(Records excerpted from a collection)
------------
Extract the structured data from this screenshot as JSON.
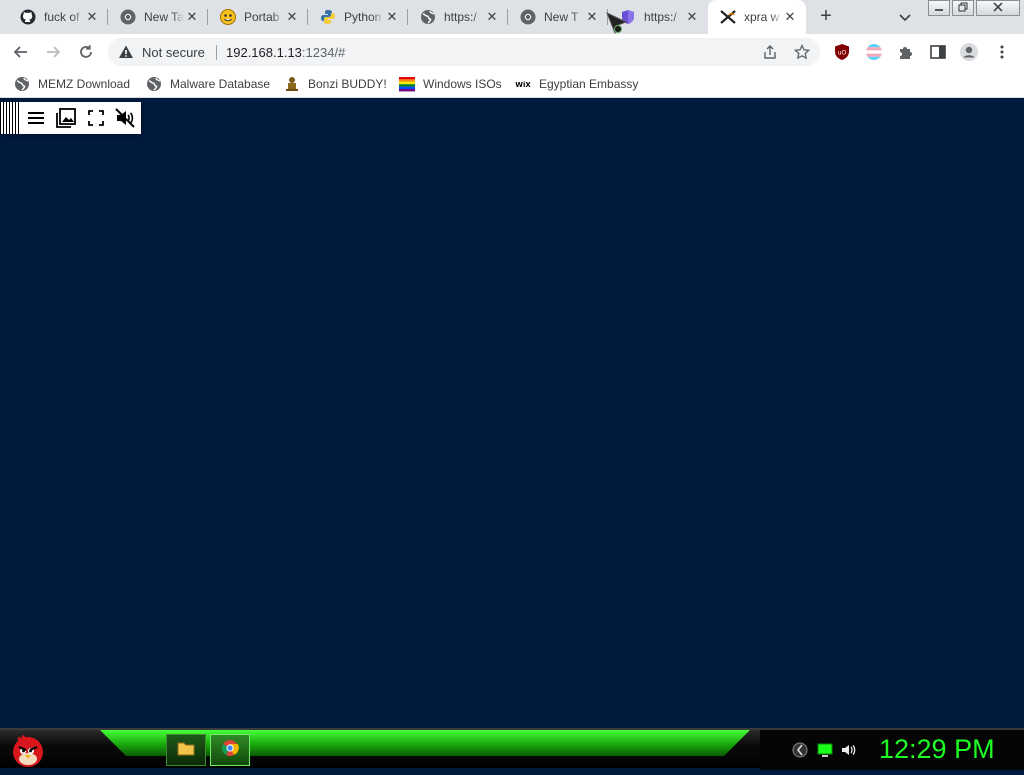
{
  "tabs": [
    {
      "title": "fuck of",
      "favicon": "github-icon"
    },
    {
      "title": "New Ta",
      "favicon": "chrome-icon"
    },
    {
      "title": "Portab",
      "favicon": "emoji-face-icon"
    },
    {
      "title": "Python",
      "favicon": "python-icon"
    },
    {
      "title": "https:/",
      "favicon": "globe-icon"
    },
    {
      "title": "New T",
      "favicon": "chrome-icon"
    },
    {
      "title": "https:/",
      "favicon": "shield-purple-icon"
    },
    {
      "title": "xpra w",
      "favicon": "xpra-icon",
      "active": true
    }
  ],
  "omnibox": {
    "security_label": "Not secure",
    "url_host": "192.168.1.13",
    "url_rest": ":1234/#"
  },
  "bookmarks": [
    {
      "label": "MEMZ Download",
      "icon": "globe-icon"
    },
    {
      "label": "Malware Database",
      "icon": "globe-icon"
    },
    {
      "label": "Bonzi BUDDY!",
      "icon": "bonzi-icon"
    },
    {
      "label": "Windows ISOs",
      "icon": "rainbow-flag-icon"
    },
    {
      "label": "Egyptian Embassy",
      "icon": "wix-icon"
    }
  ],
  "taskbar": {
    "clock": "12:29 PM"
  },
  "colors": {
    "desktop_bg": "#001b3d",
    "tabstrip_bg": "#dee1e6",
    "clock_green": "#1dff22",
    "taskbar_glow": "#46ff3a"
  }
}
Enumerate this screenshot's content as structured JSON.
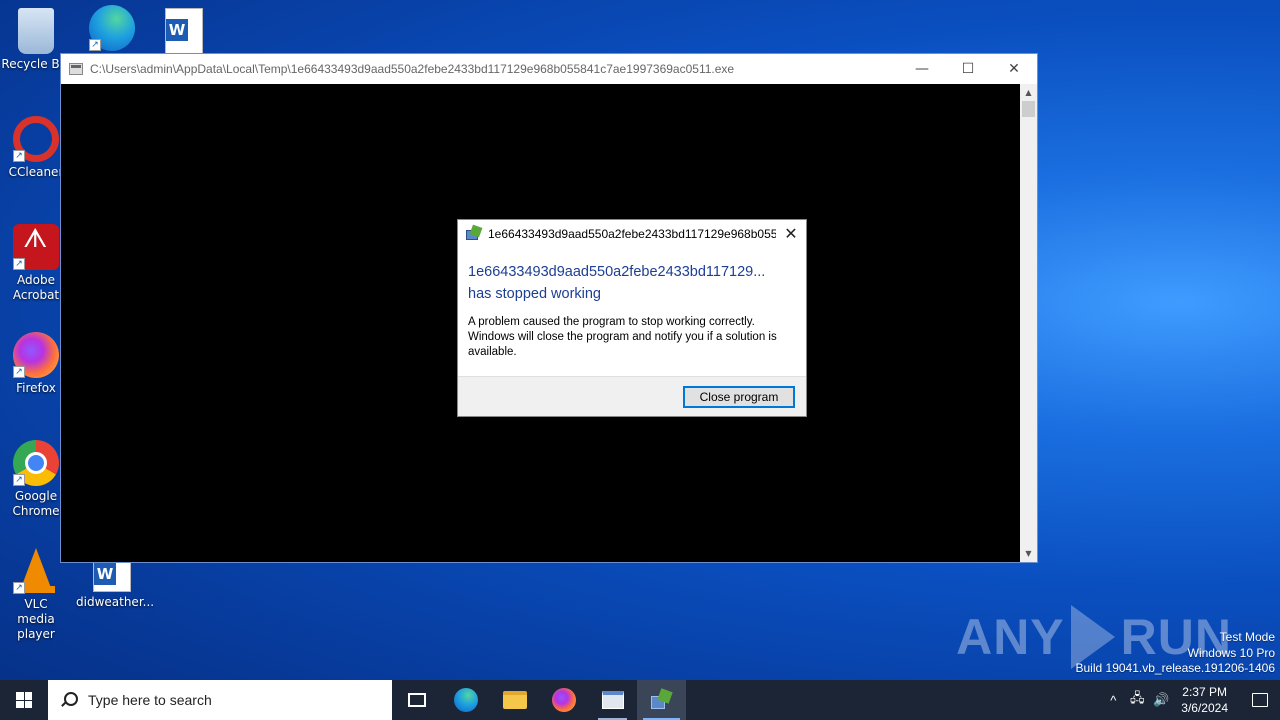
{
  "desktop": {
    "icons": [
      {
        "label": "Recycle Bin"
      },
      {
        "label": ""
      },
      {
        "label": ""
      },
      {
        "label": "CCleaner"
      },
      {
        "label": "Adobe Acrobat"
      },
      {
        "label": "Firefox"
      },
      {
        "label": "Google Chrome"
      },
      {
        "label": "VLC media player"
      },
      {
        "label": "didweather..."
      }
    ]
  },
  "console_window": {
    "title": "C:\\Users\\admin\\AppData\\Local\\Temp\\1e66433493d9aad550a2febe2433bd117129e968b055841c7ae1997369ac0511.exe",
    "minimize": "—",
    "maximize": "☐",
    "close": "✕"
  },
  "dialog": {
    "title": "1e66433493d9aad550a2febe2433bd117129e968b0558...",
    "close": "✕",
    "heading_line1": "1e66433493d9aad550a2febe2433bd117129...",
    "heading_line2": "has stopped working",
    "message": "A problem caused the program to stop working correctly. Windows will close the program and notify you if a solution is available.",
    "button_label": "Close program"
  },
  "watermark": {
    "left": "ANY",
    "right": "RUN"
  },
  "system_info": {
    "line1": "Test Mode",
    "line2": "Windows 10 Pro",
    "line3": "Build 19041.vb_release.191206-1406"
  },
  "taskbar": {
    "search_placeholder": "Type here to search",
    "time": "2:37 PM",
    "date": "3/6/2024",
    "tray_chevron": "^"
  },
  "colors": {
    "accent": "#0078d7",
    "dialog_heading": "#1c3f94",
    "taskbar": "#1c2536"
  }
}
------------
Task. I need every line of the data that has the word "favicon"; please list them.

The answer.
      "favicon": "github-icon"
      "favicon": "chrome-icon"
      "favicon": "emoji-face-icon"
      "favicon": "python-icon"
      "favicon": "globe-icon"
      "favicon": "chrome-icon"
      "favicon": "shield-purple-icon"
      "favicon": "xpra-icon",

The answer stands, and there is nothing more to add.